52weeks, 52 books, 52 (mostly) women

The Chilbury Ladies’ Choir by Jennifer Ryan

The story of World War II is the story of the greatest generation. The generation that fought for a real cause, the defeat of Nazism and whose heroism knew no bounds. Understandably many of those stories focus on the men and the women of the time tend to get shorter shrift. In fact, many women showed heroism too, albeit within the circumscribed world they were left to live in. Does the fact that they had to stay behind and man the Home Front mean that they did not adapt and act with some bravery and defiance too?

It is the lives of the women left behind that is the focus of Jennifer Ryan’s debut novel, The Chilbury Ladies Choir. In the early months of the war the quaint English village of Chilbury has to adapt to a new and challenging world as the men leave to fight.

Stories from the Home Front are not entirely new and tend to fall into a pattern. Something like this — communities are bereft of their menfolk and women step up to the plate to carry on. Women then find themselves and an inner resolve they didn’t know they had, arriving at their own awakening with a fortitude and directness they somehow housed deep inside them that has now blossomed.

The war has barely begun and Chilbury experiences the first pangs of life without the men :

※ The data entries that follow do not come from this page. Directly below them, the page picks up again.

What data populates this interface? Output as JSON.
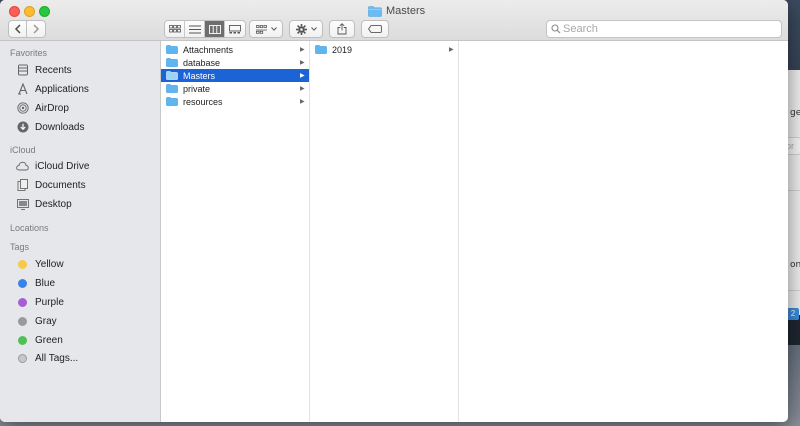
{
  "window": {
    "title": "Masters"
  },
  "toolbar": {
    "view_modes": [
      "icon-view",
      "list-view",
      "column-view",
      "gallery-view"
    ],
    "active_view": "column-view",
    "search_placeholder": "Search"
  },
  "sidebar": {
    "sections": {
      "favorites": "Favorites",
      "icloud": "iCloud",
      "locations": "Locations",
      "tags": "Tags"
    },
    "favorites": [
      {
        "label": "Recents",
        "icon": "clock-icon"
      },
      {
        "label": "Applications",
        "icon": "applications-icon"
      },
      {
        "label": "AirDrop",
        "icon": "airdrop-icon"
      },
      {
        "label": "Downloads",
        "icon": "download-icon"
      }
    ],
    "icloud": [
      {
        "label": "iCloud Drive",
        "icon": "cloud-icon"
      },
      {
        "label": "Documents",
        "icon": "documents-icon"
      },
      {
        "label": "Desktop",
        "icon": "desktop-icon"
      }
    ],
    "tags": [
      {
        "label": "Yellow",
        "color": "#f7c948"
      },
      {
        "label": "Blue",
        "color": "#3b82e8"
      },
      {
        "label": "Purple",
        "color": "#a55fd4"
      },
      {
        "label": "Gray",
        "color": "#9a9a9a"
      },
      {
        "label": "Green",
        "color": "#4fc154"
      },
      {
        "label": "All Tags...",
        "color": "#c8c8c8"
      }
    ]
  },
  "columns": {
    "col1": [
      {
        "label": "Attachments",
        "selected": false
      },
      {
        "label": "database",
        "selected": false
      },
      {
        "label": "Masters",
        "selected": true
      },
      {
        "label": "private",
        "selected": false
      },
      {
        "label": "resources",
        "selected": false
      }
    ],
    "col2": [
      {
        "label": "2019",
        "selected": false
      }
    ]
  },
  "background": {
    "fragment_1": "ge.",
    "fragment_2": "or",
    "fragment_3": "on",
    "badge": "2"
  },
  "colors": {
    "selection": "#1c63d6",
    "folder": "#5eb5f0",
    "sidebar_bg": "#e6e7ea"
  }
}
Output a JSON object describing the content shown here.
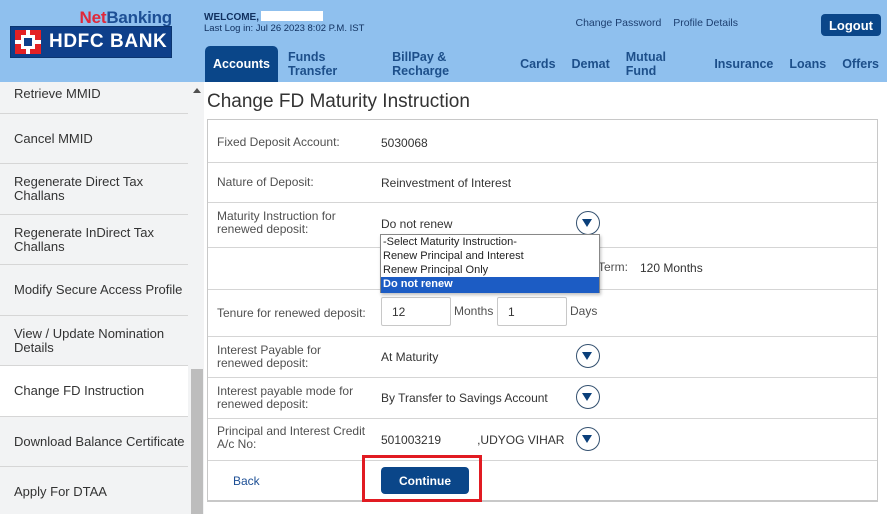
{
  "header": {
    "brand_net": "Net",
    "brand_banking": "Banking",
    "logo_text": "HDFC BANK",
    "welcome_label": "WELCOME,",
    "last_login": "Last Log in: Jul 26 2023 8:02 P.M. IST",
    "links": [
      "Change Password",
      "Profile Details"
    ],
    "logout_label": "Logout"
  },
  "nav": {
    "tabs": [
      {
        "label": "Accounts",
        "active": true
      },
      {
        "label": "Funds Transfer"
      },
      {
        "label": "BillPay & Recharge"
      },
      {
        "label": "Cards"
      },
      {
        "label": "Demat"
      },
      {
        "label": "Mutual Fund"
      },
      {
        "label": "Insurance"
      },
      {
        "label": "Loans"
      },
      {
        "label": "Offers"
      }
    ]
  },
  "sidebar": {
    "items": [
      {
        "label": "Retrieve MMID"
      },
      {
        "label": "Cancel MMID"
      },
      {
        "label": "Regenerate Direct Tax Challans"
      },
      {
        "label": "Regenerate InDirect Tax Challans"
      },
      {
        "label": "Modify Secure Access Profile"
      },
      {
        "label": "View / Update Nomination Details"
      },
      {
        "label": "Change FD Instruction",
        "active": true
      },
      {
        "label": "Download Balance Certificate"
      },
      {
        "label": "Apply For DTAA"
      }
    ]
  },
  "main": {
    "title": "Change FD Maturity Instruction",
    "fields": {
      "fd_account": {
        "label": "Fixed Deposit Account:",
        "value": "5030068"
      },
      "nature": {
        "label": "Nature of Deposit:",
        "value": "Reinvestment of Interest"
      },
      "maturity_instruction": {
        "label": "Maturity Instruction for renewed deposit:",
        "value": "Do not renew",
        "options": [
          "-Select Maturity Instruction-",
          "Renew Principal and Interest",
          "Renew Principal Only",
          "Do not renew"
        ],
        "selected_index": 3
      },
      "term": {
        "label": "Term:",
        "value": "120 Months"
      },
      "tenure": {
        "label": "Tenure for renewed deposit:",
        "months_value": "12",
        "months_unit": "Months",
        "days_value": "1",
        "days_unit": "Days"
      },
      "interest_payable": {
        "label": "Interest Payable for renewed deposit:",
        "value": "At Maturity"
      },
      "interest_mode": {
        "label": "Interest payable mode for renewed deposit:",
        "value": "By Transfer to Savings Account"
      },
      "credit_account": {
        "label": "Principal and Interest Credit A/c No:",
        "value_prefix": "501003219",
        "value_suffix": ",UDYOG VIHAR"
      }
    },
    "back_label": "Back",
    "continue_label": "Continue"
  },
  "colors": {
    "header_bg": "#8fc0ee",
    "brand_blue": "#0a4689",
    "brand_red": "#e32124",
    "highlight": "#e11b22",
    "selected_option": "#1c5cc4"
  }
}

“As all our male voices have gone to war, the village choir is to close following Cmdr. Edmund Winthrop’s funeral next Tuesday.” The Vicar

This is the first signal that life is about to change for the sleepy little coastal village and the women left behind. Their determination to form the Chilbury Ladies’ Choir is their first act of defiance, in the words of the village battle-axe Mrs. B.

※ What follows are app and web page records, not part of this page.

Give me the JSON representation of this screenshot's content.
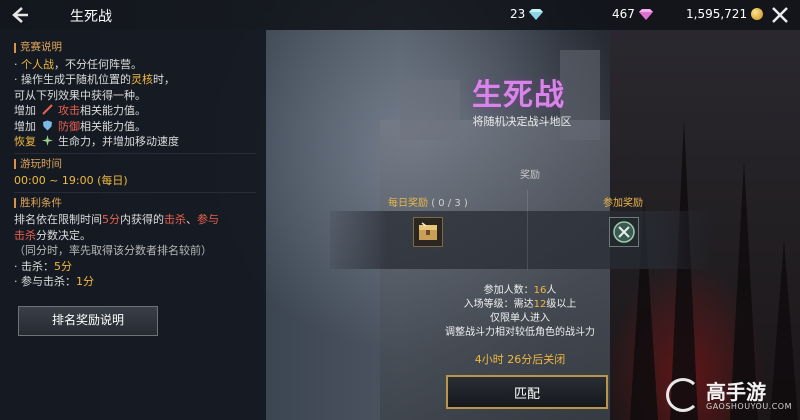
{
  "header": {
    "title": "生死战",
    "currency_diamond_blue": "23",
    "currency_diamond_pink": "467",
    "currency_gold": "1,595,721"
  },
  "rules": {
    "section1_title": "竞赛说明",
    "l1a": "· ",
    "l1b": "个人战",
    "l1c": "，不分任何阵营。",
    "l2a": "· 操作生成于随机位置的",
    "l2b": "灵核",
    "l2c": "时，",
    "l3": "可从下列效果中获得一种。",
    "l4a": "增加",
    "l4b": "攻击",
    "l4c": "相关能力值。",
    "l5a": "增加",
    "l5b": "防御",
    "l5c": "相关能力值。",
    "l6a": "恢复",
    "l6b": "生命力，并增加移动速度",
    "section2_title": "游玩时间",
    "time": "00:00 ~ 19:00 (每日)",
    "section3_title": "胜利条件",
    "v1a": "排名依在限制时间",
    "v1b": "5分",
    "v1c": "内获得的",
    "v1d": "击杀",
    "v1e": "、",
    "v1f": "参与",
    "v2a": "击杀",
    "v2b": "分数决定。",
    "v3": "（同分时，率先取得该分数者排名较前）",
    "v4a": "· 击杀：",
    "v4b": "5分",
    "v5a": "· 参与击杀：",
    "v5b": "1分",
    "rank_button": "排名奖励说明"
  },
  "main": {
    "title": "生死战",
    "subtitle": "将随机决定战斗地区",
    "reward_label": "奖励",
    "daily_reward": "每日奖励",
    "daily_count": "( 0 / 3 )",
    "join_reward": "参加奖励",
    "participants_a": "参加人数：",
    "participants_b": "16",
    "participants_c": "人",
    "level_a": "入场等级：需达",
    "level_b": "12",
    "level_c": "级以上",
    "solo": "仅限单人进入",
    "adjust": "调整战斗力相对较低角色的战斗力",
    "timer_a": "4",
    "timer_b": "小时 ",
    "timer_c": "26",
    "timer_d": "分后关闭",
    "match_button": "匹配"
  },
  "watermark": {
    "brand": "高手游",
    "site": "GAOSHOUYOU.COM"
  },
  "colors": {
    "accent_gold": "#f0b840",
    "title_purple": "#d884e8",
    "highlight_red": "#e86050"
  },
  "icons": {
    "back": "back-arrow-icon",
    "close": "close-icon",
    "diamond_blue": "diamond-icon",
    "diamond_pink": "pink-diamond-icon",
    "gold": "gold-coin-icon"
  }
}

“Just because the men have gone to war, why do we have to close the choir? And precisely at a time when we need it most! I mean, what’ll he disband next? His beloved bell ringers? Church on Sundays? Christmas?”

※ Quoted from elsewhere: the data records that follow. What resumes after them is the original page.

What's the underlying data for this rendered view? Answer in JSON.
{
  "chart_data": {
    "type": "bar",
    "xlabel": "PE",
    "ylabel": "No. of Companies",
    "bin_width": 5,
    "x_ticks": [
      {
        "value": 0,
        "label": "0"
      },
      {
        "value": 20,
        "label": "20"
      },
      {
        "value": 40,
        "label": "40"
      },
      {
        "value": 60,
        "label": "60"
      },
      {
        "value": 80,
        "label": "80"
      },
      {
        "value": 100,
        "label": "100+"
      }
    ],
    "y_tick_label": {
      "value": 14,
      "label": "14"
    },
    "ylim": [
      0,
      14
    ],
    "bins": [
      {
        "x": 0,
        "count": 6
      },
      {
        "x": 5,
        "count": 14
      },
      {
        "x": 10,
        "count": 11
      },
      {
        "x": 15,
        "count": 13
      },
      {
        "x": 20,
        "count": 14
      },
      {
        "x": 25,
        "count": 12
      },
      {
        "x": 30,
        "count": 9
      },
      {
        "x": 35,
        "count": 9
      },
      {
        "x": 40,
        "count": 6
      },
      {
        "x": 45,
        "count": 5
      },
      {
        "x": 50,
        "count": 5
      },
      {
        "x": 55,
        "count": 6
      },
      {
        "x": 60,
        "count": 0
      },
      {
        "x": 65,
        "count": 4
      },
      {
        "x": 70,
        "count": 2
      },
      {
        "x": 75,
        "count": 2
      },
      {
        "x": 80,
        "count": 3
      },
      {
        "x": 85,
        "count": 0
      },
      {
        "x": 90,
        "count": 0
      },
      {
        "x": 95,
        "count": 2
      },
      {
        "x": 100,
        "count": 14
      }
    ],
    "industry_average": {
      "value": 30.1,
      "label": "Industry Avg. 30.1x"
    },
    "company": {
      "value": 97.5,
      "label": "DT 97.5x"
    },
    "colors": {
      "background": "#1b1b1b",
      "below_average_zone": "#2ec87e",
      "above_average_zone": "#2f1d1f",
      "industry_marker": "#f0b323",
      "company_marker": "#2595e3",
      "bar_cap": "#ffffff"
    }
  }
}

Thus forms the choir that constitutes the basis of this predictable though nevertheless charming book about a group of women who keep calm and carry on.

If you’ve been missing Downton Abbey, you can wallow in Chilbury, a small community dealing with issues big and small (though the hardships of war mean that the dresses probably aren’t as stylish as at Downton). In fact, I can already see this story rendered into one of those wonderful TV period dramas, Foyles War meets Land Girls.

Chilbury may be small but there is plenty going on. Among the plot points: a babyswapping scheme concocted by on of the most prominent men left in the village; the presence of a mysterious stranger who may or may not be a nazi spy; an out of wedlock pregnancy; a 10 year old Czech refugee with a secret; a lonely widow who must open her home to an outsider for the cause; There is also a love-struck teenaged girl and young men who want to claim their sweethearts before setting off to battle. And one mustn’t forget the household help looking to work the angles, hardworking farmhands and the local black marketer.

In other words, a lot of stock characters whose concerns may seem slight given the grand scheme of what’s going on in the world around them.

But that world does pierce their bubble eventually, there are air raids and bombings and the loss of beloved villagers as war progresses.

It’s often easy to dismiss stories about the women left behind in war as somehow lesser stories, tales that seem focused on frivolous dramas and a distraction from the convulsive events of a global war. But the reality is that the women left behind did have to change their lives radically as a result of the war and the resulting freedom they experienced couldn’t be rolled back.

The mere fact of pushing back against the vicar and forming a ladies’ choir can be seen as a revolutionary act of defiance. Throughout the book, we are introduced to women who learn how to be direct, how to take matters into their own hands and discover that they like it.

One of the key characters Mrs Tilling, a widow and nurse, whose only son is fighting in the war, develops a confidence and strength that she probably didn’t know she had because circumstances have demanded it of her. One of her fellow villagers describes her thus:

“This war has given her a real boost. You can tell by the way she holds herself more upright now, none of the slouching shoulders and moping face…”

The realization that there are no men to carry the coffin of one of their fellow choir women lost to a bombing raid stiffens the spine of them all and the Chilbury Ladies’ Choir shoulder the burden previously held by men, literally, as they carry their fallen member to her final resting. The women discover that wartime means “there are no rules about anything anymore.”

The Chilbury Ladies’ Choir is the kind of book that you curl up with on a rainy weekend afternoon, with tea and biscuits close by. Before you know it, you’ve spent a perfectly lovely time in the company of a group of women who possess all the foibles any group of women do, but who also adapt to their changing circumstances without quite realizing how profound that change is going to be.


Length: 368 pages

Genre: Historical Fiction, Romance, Women’s Fiction, World War II

Themes; love, romance, war, grief, defiance, village politics

Commitment: Easy, pleasant read, best consumed with a pot of tea close at hand

Madhulika Sikka is an independent media consultant and someone who likes to read. Learn more about this project here.

Books, women writers, book reviews, fiction, historical fiction